For example, In the Related Work category, I quite liked the article “The Hot Equations” by Ken Burnside. I think it should be required reading for anyone, like myself, who writes or is interested in writing military science fiction. (My YA story “Stranded” in the anthology of the same name, while not military itself, is the first novella in a longermilitary science fiction series set in a “hard space opera” universe – epic-SF with a hard-SF edge, so Burnside’s article was great food for thought for me). It’s in a collection called RIDING THE RED HORSE, edited by Vox Day, which I also liked.
I’m sorry. I can’t shoot down the article that struck me most among all the Related Work nominees just because it was nominated on a slate. And I can’t in good conscience not credit Vox Day’s co-editing job on that book – I’ve edited books and I know how hard a job it is. I was familiar with the editing work of a lot of other editors in the category, so he wasn’t my first choice – but he was my second, and I’m sure as heck not going to put NO AWARD down for the editor of an anthology I actually liked.
When I was done voting and looked back on my work, I realized the slates had done in themselves.
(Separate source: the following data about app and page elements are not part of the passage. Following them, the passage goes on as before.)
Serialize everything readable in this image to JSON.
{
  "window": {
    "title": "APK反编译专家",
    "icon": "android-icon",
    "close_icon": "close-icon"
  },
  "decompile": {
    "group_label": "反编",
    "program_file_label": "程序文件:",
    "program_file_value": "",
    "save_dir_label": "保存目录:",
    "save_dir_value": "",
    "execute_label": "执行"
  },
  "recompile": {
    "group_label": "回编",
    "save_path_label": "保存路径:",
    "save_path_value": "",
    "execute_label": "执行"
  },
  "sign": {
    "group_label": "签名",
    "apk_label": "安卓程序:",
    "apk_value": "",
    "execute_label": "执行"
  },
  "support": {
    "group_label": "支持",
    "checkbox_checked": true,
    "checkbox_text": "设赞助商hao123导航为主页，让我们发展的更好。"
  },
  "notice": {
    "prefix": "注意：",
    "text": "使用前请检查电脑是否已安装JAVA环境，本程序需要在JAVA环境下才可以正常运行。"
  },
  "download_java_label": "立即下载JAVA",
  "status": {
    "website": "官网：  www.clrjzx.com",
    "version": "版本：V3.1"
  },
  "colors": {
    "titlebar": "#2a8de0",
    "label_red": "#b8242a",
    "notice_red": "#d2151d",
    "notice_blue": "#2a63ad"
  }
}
I did put NO AWARD first in a number of categories, because the slates had managed to pack them with poor-quality drek and “boring message fiction” that didn’t maintain my interest – just, this time it was right-leaning message fiction, along with some very whiny-sounding articles. To be fair, there was a bit of whining on the left too, and some drek, and some experimental stuff that didn’t hold my interest. But in the end, I’d found a lot of good material in all categories, some of which were on slates. And that’s OK. If it was good, that’s OK.
No matter what happens, some people on the side of the Puppies will proclaim victory. It’s a classic technique: arrange to play the game in a way in which you can’t lose. Fail to get your work nominated? “See, we’re being excluded!” Fail to get an award? “See, we’re being discriminated against!” Get shut out of a category by NO AWARD? “See, we’re being shut out!” Get an award? “See, our work was great anyway?” So I congratulate them on their “victory,” no matter what form it takes.
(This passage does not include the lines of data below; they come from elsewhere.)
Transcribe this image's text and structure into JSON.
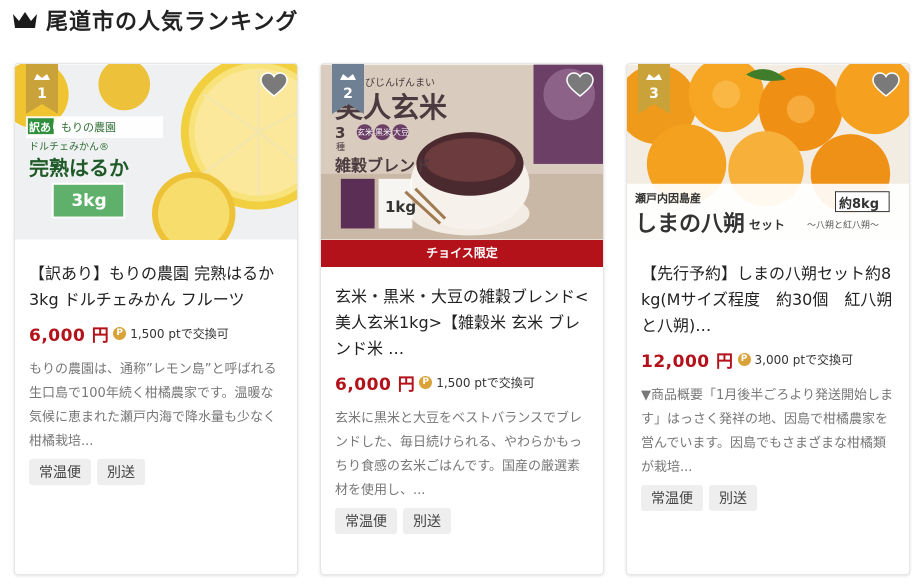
{
  "section": {
    "title": "尾道市の人気ランキング",
    "crown_icon": "crown-icon",
    "crown_color": "#1a1a1a"
  },
  "cards": [
    {
      "rank": "1",
      "rank_color": "#c9a23a",
      "image_text": {
        "tag": "訳あり",
        "farm": "もりの農園",
        "variety": "ドルチェみかん®",
        "name": "完熟はるか",
        "weight": "3kg"
      },
      "choice_label": "",
      "name": "【訳あり】もりの農園 完熟はるか 3kg ドルチェみかん フルーツ",
      "price": "6,000 円",
      "points": "1,500 ptで交換可",
      "description": "もりの農園は、通称”レモン島”と呼ばれる生口島で100年続く柑橘農家です。温暖な気候に恵まれた瀬戸内海で降水量も少なく柑橘栽培...",
      "tags": [
        "常温便",
        "別送"
      ]
    },
    {
      "rank": "2",
      "rank_color": "#6f7f94",
      "image_text": {
        "ruby": "びじんげんまい",
        "name": "美人玄米",
        "kinds_num": "3",
        "kinds": "種",
        "g1": "玄米",
        "g2": "黒米",
        "g3": "大豆",
        "blend": "雑穀ブレンド",
        "weight": "1kg"
      },
      "choice_label": "チョイス限定",
      "name": "玄米・黒米・大豆の雑穀ブレンド<美人玄米1kg>【雑穀米 玄米 ブレンド米 …",
      "price": "6,000 円",
      "points": "1,500 ptで交換可",
      "description": "玄米に黒米と大豆をベストバランスでブレンドした、毎日続けられる、やわらかもっちり食感の玄米ごはんです。国産の厳選素材を使用し、...",
      "tags": [
        "常温便",
        "別送"
      ]
    },
    {
      "rank": "3",
      "rank_color": "#c9a23a",
      "image_text": {
        "origin": "瀬戸内因島産",
        "weight": "約8kg",
        "name": "しまの八朔",
        "suffix": "セット",
        "sub": "～八朔と紅八朔～"
      },
      "choice_label": "",
      "name": "【先行予約】しまの八朔セット約8kg(Mサイズ程度　約30個　紅八朔と八朔)…",
      "price": "12,000 円",
      "points": "3,000 ptで交換可",
      "description": "▼商品概要「1月後半ごろより発送開始します」はっさく発祥の地、因島で柑橘農家を営んでいます。因島でもさまざまな柑橘類が栽培...",
      "tags": [
        "常温便",
        "別送"
      ]
    }
  ],
  "icons": {
    "favorite": "heart-icon",
    "point": "point-coin-icon",
    "point_glyph": "P"
  },
  "colors": {
    "price": "#b3121b",
    "choice_band": "#b3121b",
    "point_coin": "#d9a33a"
  }
}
But I think the slate teams have made a more important victory, one which is potentially a victory for everyone: they’ve made people care about the Hugos again. Now people left and right are talking about them in cafes and phone calls. People are debating the ethics of Hugo slates. And many people, like myself, who can’t vote in good conscience without considering all the alternatives in depth, suddenly got exposed to an entire spectrum of science fiction that, in my heads-down, get-my-books-done focus, I had been ignoring. I have now read stories and read articles and seen artists that I liked, both on the slates and off them, and I feel enriched, energized – and determined to participate more in the process in the future.
I don’t find Puppygate black and white, or symmetric. The creators of the slates made an important point about otherwise quality work being excluded – but the champions of the status quo had an even more important point: you shouldn’t game the system to fix problems in the system. Two wrongs rarely make a right. The impression they had about their particular political bent being excluded was wrong, the way they decided to address it was wrong, and they’ve been caught in a cascade of coverups and changed stories ever since which is not endearing them to the people they might otherwise convince. I’m not sure we need to “fix” the system, but I do know I’ll be participating much more actively in the future.
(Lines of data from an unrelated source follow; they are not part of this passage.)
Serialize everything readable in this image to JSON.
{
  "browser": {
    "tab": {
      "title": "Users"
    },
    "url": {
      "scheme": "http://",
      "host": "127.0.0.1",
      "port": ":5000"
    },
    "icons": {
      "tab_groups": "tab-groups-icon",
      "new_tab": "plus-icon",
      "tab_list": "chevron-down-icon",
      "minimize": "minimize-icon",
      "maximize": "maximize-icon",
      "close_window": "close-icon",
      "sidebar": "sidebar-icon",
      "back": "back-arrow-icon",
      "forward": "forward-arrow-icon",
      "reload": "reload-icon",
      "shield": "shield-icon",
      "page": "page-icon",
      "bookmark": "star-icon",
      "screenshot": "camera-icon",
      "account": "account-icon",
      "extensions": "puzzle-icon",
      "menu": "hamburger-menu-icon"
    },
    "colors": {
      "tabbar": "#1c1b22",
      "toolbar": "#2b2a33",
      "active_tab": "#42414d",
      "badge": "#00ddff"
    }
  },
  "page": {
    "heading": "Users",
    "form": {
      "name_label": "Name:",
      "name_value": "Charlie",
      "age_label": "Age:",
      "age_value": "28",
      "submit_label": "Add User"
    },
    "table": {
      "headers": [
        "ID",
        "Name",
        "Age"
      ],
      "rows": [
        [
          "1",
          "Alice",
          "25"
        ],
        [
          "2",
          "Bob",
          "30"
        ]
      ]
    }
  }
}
But, hey, the controversy led to an interesting and exciting slate of nominees, and I enjoyed all this reading, no matter who proposed it.
And, in the end, how did I vote for the Hugos?
By my conscience.